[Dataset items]
____

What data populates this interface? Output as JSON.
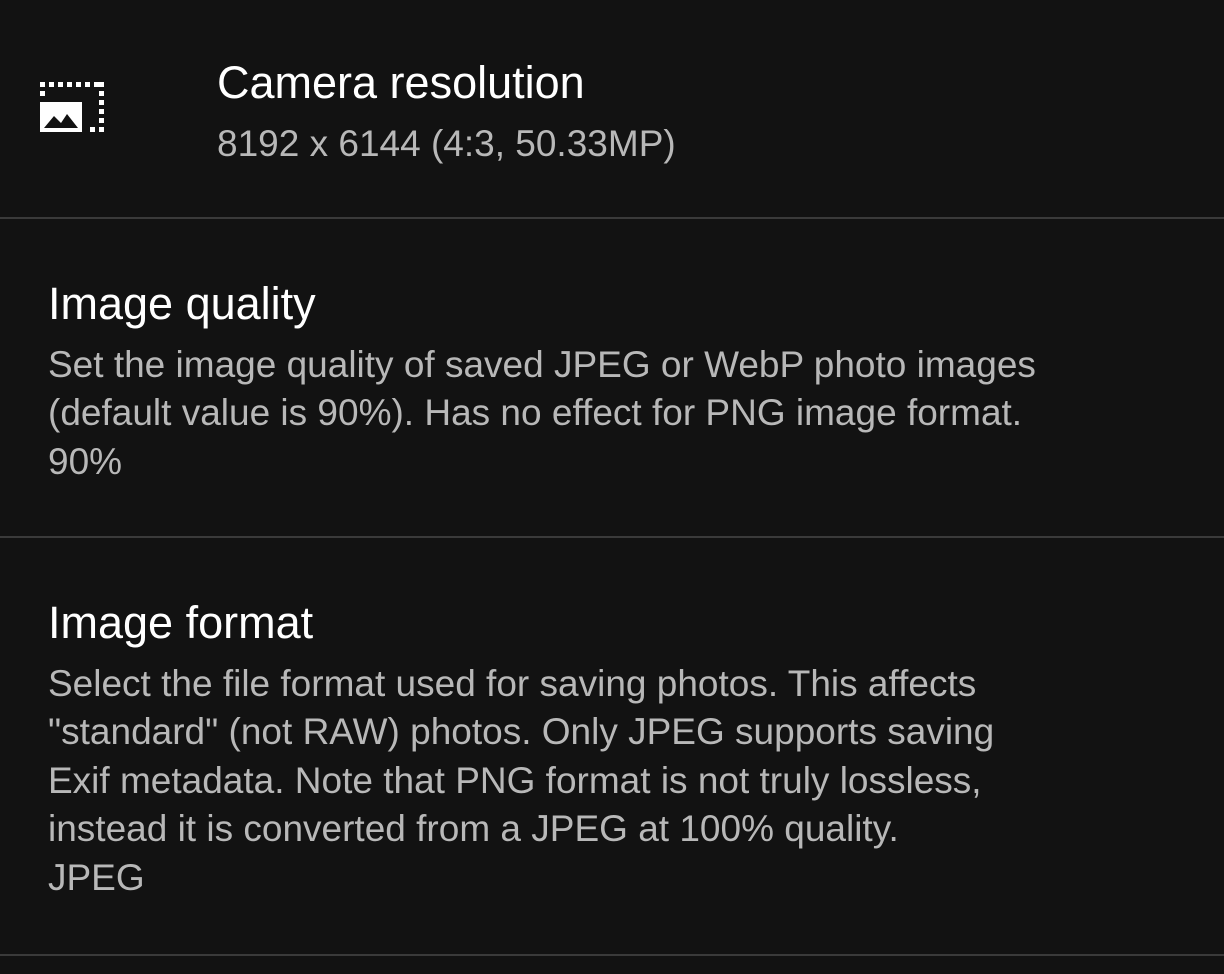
{
  "settings": [
    {
      "icon": "photo-size-select-icon",
      "title": "Camera resolution",
      "summary_lines": [
        "8192 x 6144 (4:3, 50.33MP)"
      ]
    },
    {
      "title": "Image quality",
      "summary_lines": [
        "Set the image quality of saved JPEG or WebP photo images",
        "(default value is 90%). Has no effect for PNG image format.",
        "90%"
      ]
    },
    {
      "title": "Image format",
      "summary_lines": [
        "Select the file format used for saving photos. This affects",
        "\"standard\" (not RAW) photos. Only JPEG supports saving",
        "Exif metadata. Note that PNG format is not truly lossless,",
        "instead it is converted from a JPEG at 100% quality.",
        "JPEG"
      ]
    }
  ]
}
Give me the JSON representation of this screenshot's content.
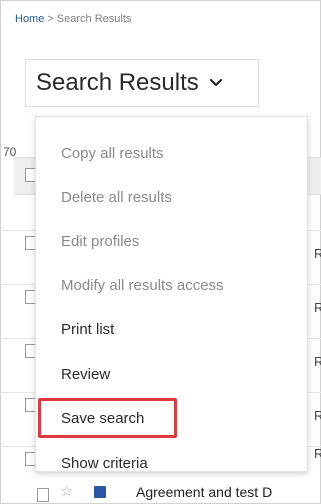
{
  "breadcrumb": {
    "home": "Home",
    "separator": ">",
    "current": "Search Results"
  },
  "title": {
    "text": "Search Results",
    "icon": "chevron-down-icon"
  },
  "background_list": {
    "count_partial": "70",
    "row_partial_letter": "R",
    "last_row_text": "Agreement and test D"
  },
  "menu": {
    "items": [
      {
        "label": "Copy all results",
        "enabled": false
      },
      {
        "label": "Delete all results",
        "enabled": false
      },
      {
        "label": "Edit profiles",
        "enabled": false
      },
      {
        "label": "Modify all results access",
        "enabled": false
      },
      {
        "label": "Print list",
        "enabled": true
      },
      {
        "label": "Review",
        "enabled": true
      },
      {
        "label": "Save search",
        "enabled": true,
        "highlighted": true
      },
      {
        "label": "Show criteria",
        "enabled": true
      }
    ]
  },
  "colors": {
    "link": "#1f5ca8",
    "highlight": "#e0393e",
    "disabled_text": "#8a8a8a"
  }
}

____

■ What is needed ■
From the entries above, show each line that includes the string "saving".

■ Exercise answer ■
        "Select the file format used for saving photos. This affects",
        "\"standard\" (not RAW) photos. Only JPEG supports saving",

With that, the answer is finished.